TASK MATERIAL:
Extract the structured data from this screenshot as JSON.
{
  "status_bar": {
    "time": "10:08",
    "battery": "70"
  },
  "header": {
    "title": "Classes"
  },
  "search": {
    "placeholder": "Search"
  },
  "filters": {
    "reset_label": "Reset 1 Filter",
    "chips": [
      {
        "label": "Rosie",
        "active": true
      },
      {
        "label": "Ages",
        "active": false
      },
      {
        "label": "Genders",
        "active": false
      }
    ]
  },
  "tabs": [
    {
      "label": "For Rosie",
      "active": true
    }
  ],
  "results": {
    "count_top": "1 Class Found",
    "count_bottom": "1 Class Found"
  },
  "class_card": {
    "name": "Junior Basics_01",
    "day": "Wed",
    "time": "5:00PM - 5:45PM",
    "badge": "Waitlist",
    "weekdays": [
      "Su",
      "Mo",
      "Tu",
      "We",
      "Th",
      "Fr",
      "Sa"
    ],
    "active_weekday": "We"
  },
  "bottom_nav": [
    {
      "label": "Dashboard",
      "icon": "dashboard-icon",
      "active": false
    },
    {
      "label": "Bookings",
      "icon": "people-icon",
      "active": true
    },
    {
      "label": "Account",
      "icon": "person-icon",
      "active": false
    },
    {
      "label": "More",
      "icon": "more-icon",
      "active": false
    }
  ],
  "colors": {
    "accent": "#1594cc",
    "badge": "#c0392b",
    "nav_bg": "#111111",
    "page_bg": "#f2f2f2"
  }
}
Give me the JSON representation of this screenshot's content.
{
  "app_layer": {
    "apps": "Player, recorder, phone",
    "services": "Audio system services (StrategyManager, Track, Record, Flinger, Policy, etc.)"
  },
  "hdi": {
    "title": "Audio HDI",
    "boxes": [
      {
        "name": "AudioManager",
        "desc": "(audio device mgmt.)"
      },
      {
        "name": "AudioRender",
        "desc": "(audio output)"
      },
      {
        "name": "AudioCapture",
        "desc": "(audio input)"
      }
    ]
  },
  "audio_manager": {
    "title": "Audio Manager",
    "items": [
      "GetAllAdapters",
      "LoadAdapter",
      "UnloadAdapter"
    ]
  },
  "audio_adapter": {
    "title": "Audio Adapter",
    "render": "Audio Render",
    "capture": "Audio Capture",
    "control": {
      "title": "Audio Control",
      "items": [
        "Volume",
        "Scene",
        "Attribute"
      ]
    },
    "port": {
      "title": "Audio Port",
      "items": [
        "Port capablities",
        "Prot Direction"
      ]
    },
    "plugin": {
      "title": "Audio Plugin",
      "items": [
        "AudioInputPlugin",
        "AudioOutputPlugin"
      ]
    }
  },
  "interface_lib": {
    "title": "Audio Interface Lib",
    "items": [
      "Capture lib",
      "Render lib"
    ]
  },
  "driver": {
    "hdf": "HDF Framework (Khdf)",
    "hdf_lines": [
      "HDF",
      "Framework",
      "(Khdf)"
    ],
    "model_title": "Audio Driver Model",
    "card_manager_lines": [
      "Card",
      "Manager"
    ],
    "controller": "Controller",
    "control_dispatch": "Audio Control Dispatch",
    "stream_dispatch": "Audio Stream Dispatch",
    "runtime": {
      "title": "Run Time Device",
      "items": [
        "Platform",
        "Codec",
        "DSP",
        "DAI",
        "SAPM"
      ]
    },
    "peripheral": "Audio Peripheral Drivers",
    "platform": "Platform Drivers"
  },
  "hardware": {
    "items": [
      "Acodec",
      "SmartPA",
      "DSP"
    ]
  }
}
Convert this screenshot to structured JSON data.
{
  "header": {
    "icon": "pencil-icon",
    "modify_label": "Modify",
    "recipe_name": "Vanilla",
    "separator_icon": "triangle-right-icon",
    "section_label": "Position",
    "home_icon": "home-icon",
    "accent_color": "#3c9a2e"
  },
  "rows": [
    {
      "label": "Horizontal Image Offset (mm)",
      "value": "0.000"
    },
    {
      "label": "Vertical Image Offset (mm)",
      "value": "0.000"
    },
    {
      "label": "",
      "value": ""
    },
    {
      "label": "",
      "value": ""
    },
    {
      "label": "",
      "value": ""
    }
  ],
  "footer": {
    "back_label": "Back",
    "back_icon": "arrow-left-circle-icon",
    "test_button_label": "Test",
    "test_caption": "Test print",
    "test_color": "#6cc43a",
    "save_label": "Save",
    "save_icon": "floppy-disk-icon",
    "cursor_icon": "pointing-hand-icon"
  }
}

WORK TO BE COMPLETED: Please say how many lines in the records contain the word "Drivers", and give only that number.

TASK OUTPUT: 2